▶ Activity
All of the records should be reproduced word for word, but no images may appear in the copy.

Data records for software interfaces:

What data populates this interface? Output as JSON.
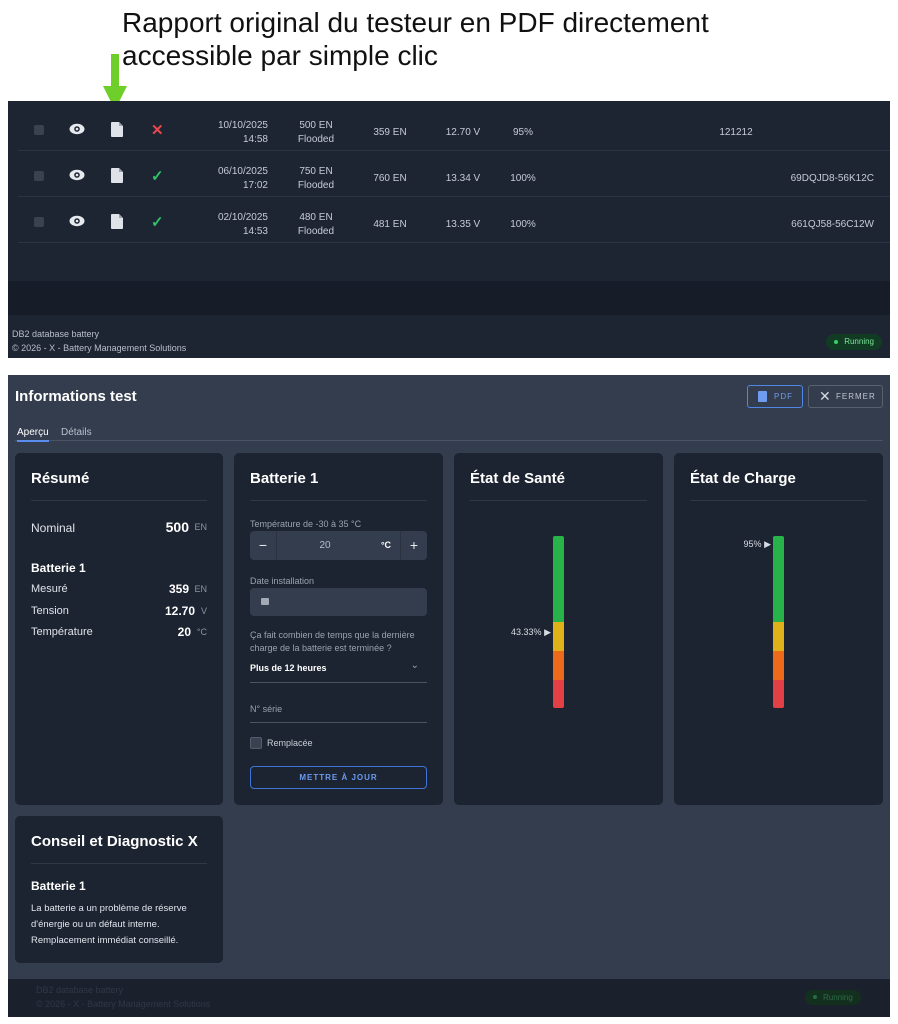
{
  "annotation": {
    "text": "Rapport original du testeur en PDF directement accessible par simple clic"
  },
  "top_table": {
    "rows": [
      {
        "date": "10/10/2025",
        "time": "14:58",
        "nominal": "500 EN",
        "type": "Flooded",
        "measured": "359 EN",
        "voltage": "12.70 V",
        "soh": "95%",
        "code": "121212",
        "serial": "",
        "status": "fail",
        "status_glyph": "✕"
      },
      {
        "date": "06/10/2025",
        "time": "17:02",
        "nominal": "750 EN",
        "type": "Flooded",
        "measured": "760 EN",
        "voltage": "13.34 V",
        "soh": "100%",
        "code": "",
        "serial": "69DQJD8-56K12C",
        "status": "ok",
        "status_glyph": "✓"
      },
      {
        "date": "02/10/2025",
        "time": "14:53",
        "nominal": "480 EN",
        "type": "Flooded",
        "measured": "481 EN",
        "voltage": "13.35 V",
        "soh": "100%",
        "code": "",
        "serial": "661QJ58-56C12W",
        "status": "ok",
        "status_glyph": "✓"
      }
    ]
  },
  "footer": {
    "app": "DB2 database battery",
    "copyright": "© 2026 - X - Battery Management Solutions",
    "status": "Running"
  },
  "dialog": {
    "title": "Informations test",
    "pdf_button": "PDF",
    "close_button": "FERMER",
    "tabs": [
      "Aperçu",
      "Détails"
    ]
  },
  "resume": {
    "title": "Résumé",
    "nominal_label": "Nominal",
    "nominal_value": "500",
    "nominal_unit": "EN",
    "battery_label": "Batterie 1",
    "rows": [
      {
        "label": "Mesuré",
        "value": "359",
        "unit": "EN"
      },
      {
        "label": "Tension",
        "value": "12.70",
        "unit": "V"
      },
      {
        "label": "Température",
        "value": "20",
        "unit": "°C"
      }
    ]
  },
  "battery_form": {
    "title": "Batterie 1",
    "temp_label": "Température de -30 à 35 °C",
    "temp_value": "20",
    "temp_unit": "°C",
    "minus": "−",
    "plus": "+",
    "date_label": "Date installation",
    "question": "Ça fait combien de temps que la dernière charge de la batterie est terminée ?",
    "charge_select": "Plus de 12 heures",
    "serial_label": "N° série",
    "replaced_label": "Remplacée",
    "update_button": "METTRE À JOUR"
  },
  "soh": {
    "title": "État de Santé",
    "marker": "43.33%",
    "value": 0.4333
  },
  "soc": {
    "title": "État de Charge",
    "marker": "95%",
    "value": 0.95
  },
  "conseil": {
    "title": "Conseil et Diagnostic X",
    "battery_label": "Batterie 1",
    "text": "La batterie a un problème de réserve d'énergie ou un défaut interne. Remplacement immédiat conseillé."
  },
  "colors": {
    "accent": "#5b8def",
    "ok": "#30c26a",
    "fail": "#e5484d",
    "gauge_green": "#27b34a",
    "gauge_yellow": "#e0b21a",
    "gauge_orange": "#ec6a1a",
    "gauge_red": "#e24044"
  }
}
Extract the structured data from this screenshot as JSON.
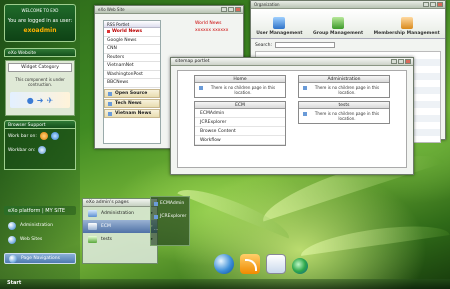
{
  "welcome": {
    "title": "WELCOME TO EXO",
    "line": "You are logged in as user:",
    "user": "exoadmin"
  },
  "gadget": {
    "title": "eXo Website",
    "category": "Widget Category",
    "message": "This component is under contruction."
  },
  "workspace": {
    "title": "Browser Support",
    "work_label": "Work bar on:",
    "workbar_label": "Workbar on:"
  },
  "nav": {
    "title": "eXo platform | MY SITE",
    "items": [
      "Administration",
      "Web Sites",
      "Page Navigations"
    ]
  },
  "start_label": "Start",
  "news_window": {
    "title": "eXo Web Site",
    "list_header": "RSS Portlet",
    "items": [
      "World News",
      "Google News",
      "CNN",
      "Reuters",
      "VietnamNet",
      "WashingtonPost",
      "BBCNews"
    ],
    "categories": [
      "Open Source",
      "Tech News",
      "Vietnam News"
    ],
    "headline": "World News",
    "subline": "xxxxxx xxxxxx"
  },
  "org_window": {
    "title": "Organization",
    "tools": [
      "User Management",
      "Group Management",
      "Membership Management"
    ],
    "search_label": "Search:"
  },
  "sitemap_window": {
    "tab": "sitemap portlet",
    "nodes": {
      "home": {
        "title": "Home",
        "text": "There is no children page in this location."
      },
      "admin": {
        "title": "Administration",
        "text": "There is no children page in this location."
      },
      "ecm": {
        "title": "ECM",
        "items": [
          "ECMAdmin",
          "JCRExplorer",
          "Browse Content",
          "Workflow"
        ]
      },
      "tests": {
        "title": "tests",
        "text": "There is no children page in this location."
      }
    }
  },
  "startmenu": {
    "header": "eXo admin's pages",
    "items": [
      "Administration",
      "ECM",
      "tests"
    ],
    "submenu": [
      "ECMAdmin",
      "JCRExplorer",
      "..."
    ]
  },
  "colors": {
    "accent_orange": "#ffb000",
    "headline_red": "#cc0000",
    "menu_highlight": "#4f72a6"
  },
  "dock_icons": [
    "globe-icon",
    "rss-icon",
    "network-icon",
    "earth-icon"
  ]
}
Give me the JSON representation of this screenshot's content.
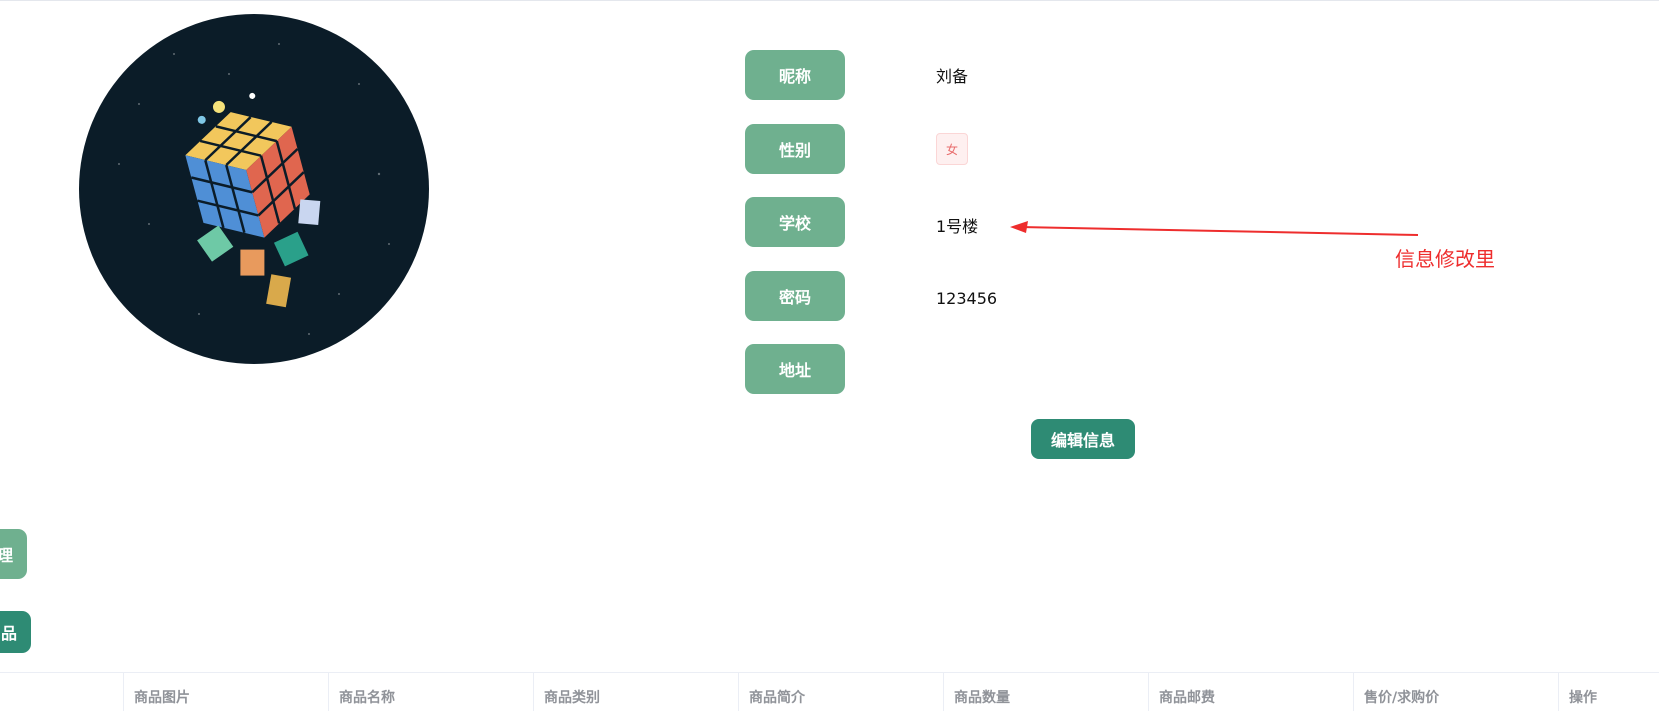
{
  "profile": {
    "fields": [
      {
        "label": "昵称",
        "value": "刘备"
      },
      {
        "label": "性别",
        "value": "女"
      },
      {
        "label": "学校",
        "value": "1号楼"
      },
      {
        "label": "密码",
        "value": "123456"
      },
      {
        "label": "地址",
        "value": ""
      }
    ],
    "edit_button": "编辑信息"
  },
  "annotation": {
    "text": "信息修改里",
    "color": "#ee2d2d"
  },
  "side_buttons": {
    "manage": "理",
    "goods": "品"
  },
  "table": {
    "columns": [
      "商品图片",
      "商品名称",
      "商品类别",
      "商品简介",
      "商品数量",
      "商品邮费",
      "售价/求购价",
      "操作"
    ]
  },
  "colors": {
    "label_bg": "#6fb08f",
    "primary_button": "#2e8b74",
    "avatar_bg": "#0b1c28"
  }
}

▶ Answer space
What data populates this interface? Output as JSON.
{
  "annotation": {
    "text": "Rapport original du testeur en PDF directement accessible par simple clic"
  },
  "top_table": {
    "rows": [
      {
        "date": "10/10/2025",
        "time": "14:58",
        "nominal": "500 EN",
        "type": "Flooded",
        "measured": "359 EN",
        "voltage": "12.70 V",
        "soh": "95%",
        "code": "121212",
        "serial": "",
        "status": "fail",
        "status_glyph": "✕"
      },
      {
        "date": "06/10/2025",
        "time": "17:02",
        "nominal": "750 EN",
        "type": "Flooded",
        "measured": "760 EN",
        "voltage": "13.34 V",
        "soh": "100%",
        "code": "",
        "serial": "69DQJD8-56K12C",
        "status": "ok",
        "status_glyph": "✓"
      },
      {
        "date": "02/10/2025",
        "time": "14:53",
        "nominal": "480 EN",
        "type": "Flooded",
        "measured": "481 EN",
        "voltage": "13.35 V",
        "soh": "100%",
        "code": "",
        "serial": "661QJ58-56C12W",
        "status": "ok",
        "status_glyph": "✓"
      }
    ]
  },
  "footer": {
    "app": "DB2 database battery",
    "copyright": "© 2026 - X - Battery Management Solutions",
    "status": "Running"
  },
  "dialog": {
    "title": "Informations test",
    "pdf_button": "PDF",
    "close_button": "FERMER",
    "tabs": [
      "Aperçu",
      "Détails"
    ]
  },
  "resume": {
    "title": "Résumé",
    "nominal_label": "Nominal",
    "nominal_value": "500",
    "nominal_unit": "EN",
    "battery_label": "Batterie 1",
    "rows": [
      {
        "label": "Mesuré",
        "value": "359",
        "unit": "EN"
      },
      {
        "label": "Tension",
        "value": "12.70",
        "unit": "V"
      },
      {
        "label": "Température",
        "value": "20",
        "unit": "°C"
      }
    ]
  },
  "battery_form": {
    "title": "Batterie 1",
    "temp_label": "Température de -30 à 35 °C",
    "temp_value": "20",
    "temp_unit": "°C",
    "minus": "−",
    "plus": "+",
    "date_label": "Date installation",
    "question": "Ça fait combien de temps que la dernière charge de la batterie est terminée ?",
    "charge_select": "Plus de 12 heures",
    "serial_label": "N° série",
    "replaced_label": "Remplacée",
    "update_button": "METTRE À JOUR"
  },
  "soh": {
    "title": "État de Santé",
    "marker": "43.33%",
    "value": 0.4333
  },
  "soc": {
    "title": "État de Charge",
    "marker": "95%",
    "value": 0.95
  },
  "conseil": {
    "title": "Conseil et Diagnostic X",
    "battery_label": "Batterie 1",
    "text": "La batterie a un problème de réserve d'énergie ou un défaut interne. Remplacement immédiat conseillé."
  },
  "colors": {
    "accent": "#5b8def",
    "ok": "#30c26a",
    "fail": "#e5484d",
    "gauge_green": "#27b34a",
    "gauge_yellow": "#e0b21a",
    "gauge_orange": "#ec6a1a",
    "gauge_red": "#e24044"
  }
}
Extract the structured data from this screenshot as JSON.
{
  "welcome": {
    "title": "WELCOME TO EXO",
    "line": "You are logged in as user:",
    "user": "exoadmin"
  },
  "gadget": {
    "title": "eXo Website",
    "category": "Widget Category",
    "message": "This component is under contruction."
  },
  "workspace": {
    "title": "Browser Support",
    "work_label": "Work bar on:",
    "workbar_label": "Workbar on:"
  },
  "nav": {
    "title": "eXo platform | MY SITE",
    "items": [
      "Administration",
      "Web Sites",
      "Page Navigations"
    ]
  },
  "start_label": "Start",
  "news_window": {
    "title": "eXo Web Site",
    "list_header": "RSS Portlet",
    "items": [
      "World News",
      "Google News",
      "CNN",
      "Reuters",
      "VietnamNet",
      "WashingtonPost",
      "BBCNews"
    ],
    "categories": [
      "Open Source",
      "Tech News",
      "Vietnam News"
    ],
    "headline": "World News",
    "subline": "xxxxxx xxxxxx"
  },
  "org_window": {
    "title": "Organization",
    "tools": [
      "User Management",
      "Group Management",
      "Membership Management"
    ],
    "search_label": "Search:"
  },
  "sitemap_window": {
    "tab": "sitemap portlet",
    "nodes": {
      "home": {
        "title": "Home",
        "text": "There is no children page in this location."
      },
      "admin": {
        "title": "Administration",
        "text": "There is no children page in this location."
      },
      "ecm": {
        "title": "ECM",
        "items": [
          "ECMAdmin",
          "JCRExplorer",
          "Browse Content",
          "Workflow"
        ]
      },
      "tests": {
        "title": "tests",
        "text": "There is no children page in this location."
      }
    }
  },
  "startmenu": {
    "header": "eXo admin's pages",
    "items": [
      "Administration",
      "ECM",
      "tests"
    ],
    "submenu": [
      "ECMAdmin",
      "JCRExplorer",
      "..."
    ]
  },
  "colors": {
    "accent_orange": "#ffb000",
    "headline_red": "#cc0000",
    "menu_highlight": "#4f72a6"
  },
  "dock_icons": [
    "globe-icon",
    "rss-icon",
    "network-icon",
    "earth-icon"
  ]
}
Give me the JSON representation of this screenshot's content.
{
  "profile": {
    "fields": [
      {
        "label": "昵称",
        "value": "刘备"
      },
      {
        "label": "性别",
        "value": "女"
      },
      {
        "label": "学校",
        "value": "1号楼"
      },
      {
        "label": "密码",
        "value": "123456"
      },
      {
        "label": "地址",
        "value": ""
      }
    ],
    "edit_button": "编辑信息"
  },
  "annotation": {
    "text": "信息修改里",
    "color": "#ee2d2d"
  },
  "side_buttons": {
    "manage": "理",
    "goods": "品"
  },
  "table": {
    "columns": [
      "商品图片",
      "商品名称",
      "商品类别",
      "商品简介",
      "商品数量",
      "商品邮费",
      "售价/求购价",
      "操作"
    ]
  },
  "colors": {
    "label_bg": "#6fb08f",
    "primary_button": "#2e8b74",
    "avatar_bg": "#0b1c28"
  }
}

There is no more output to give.